Passing is a horrible word, lol. I’ve been accused of linguistic dancing when I talk about how someone may or may not meet the socially and experientially developed expectations of what a member of a particular social sex role should look like. But what I am describing in that long hand is the concept of passing as it’s commonly used. If we had another word for that, I’d use it — but my personal experience as a light skinned person of ethnic descent has led me to a deep and abiding awareness of the racist and colorist expectations behind it, and the strong parallels between the two uses (since that’s essentially the same, save one deals in skin color and the other deals in gender and anticipated sex organs).
Indeed, part of the reason that I developed this structure for dealing in outness is that I’m slowly examining the concepts surrounding the terms we use such as “disclosure” and “passing” which are, ultimately, reflections of internalized stigma that we are still dealing with in our own burgeoning culture. I cheated, of course, and dealt with an easy one that enables me to look at how we, as trans people, differ from the LGB parallel of out and closeted, without stepping on the multitude of trans people who are also LGB, since they often experience both forms of closeting and perceive them as a uniform thing.
Incidentally, you may have encountered a pice out there written by a gal who has absolutely no foundational basis in social structures applying a rule of physics to a social concept like gender and using it say that there is no correlation or linkage between, say, transsexuals and cross dressers.
Allow me to point out that the brain studies they often will also cite always feature people who they would label as cross dressers, and that the best science of the day all shows that the source for someone being a crossdresser in terms of brain is the same source for being a transsexual.
Sometimes I read her stuff and I think she’s working for Cameron. Ignorance can justify many things.
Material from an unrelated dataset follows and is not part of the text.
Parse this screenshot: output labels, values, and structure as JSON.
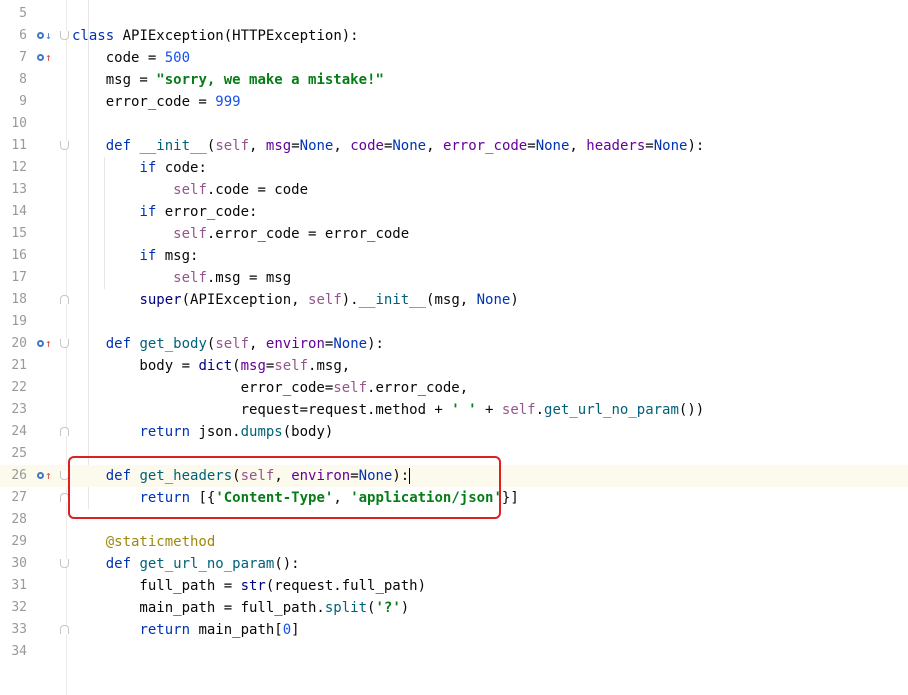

I say this because in the social sciences spectrums are quite common — and a spectrum in and of itself is always made of discrete points that share a common bond — it is, essentially, a line, formed by a lot of points close together — and the things she’s trying hard to ignore is that the line is drawn using the same basis for all points.
In the same way that a strand of DNA is made of discrete nucleic acids, and that those are made of discrete molecules and that those are made of discrete atoms and that those are made of discrete particles such as positrons and neutrons and electrons, etc, a social spectrum is made up of a collection of discrete points.
Thusly, the image above reflects those discrete points, yet shows how they blend and can interact, sop that a person may be in one, but be affected by elements and aspects of those to the sides of it. THere are people who are Out who have elements of being Open. People who are closed that have elements of being in and elements of being blended.
A really good version of the above image would have the In segment as a slowly shrinking area, the Out segment as a smaller area, and the remaining ones in increasing size with the Blended one have the most reach. Since I haven’t caught up on using photoshop lately and didn’t feel like spending four hours doing that, you get what I give ya right now, lol. The reason for the variable size of the spheres is to show that a Blended Point might reach as far as the edges of Out and In, And that In is slowly decreasing due to the difficulty of entering such a place and the basic demise of those for whom that was a huge deal.
It also reflects the population breakdown in my admittedly anecdotal experience (for now — I’m using this basis in a needs assessment) .
It’s still in an infant stage, really, and needing greater consideration and study and discourse, but this is where I’m going with it so far.
Hope you enjoy.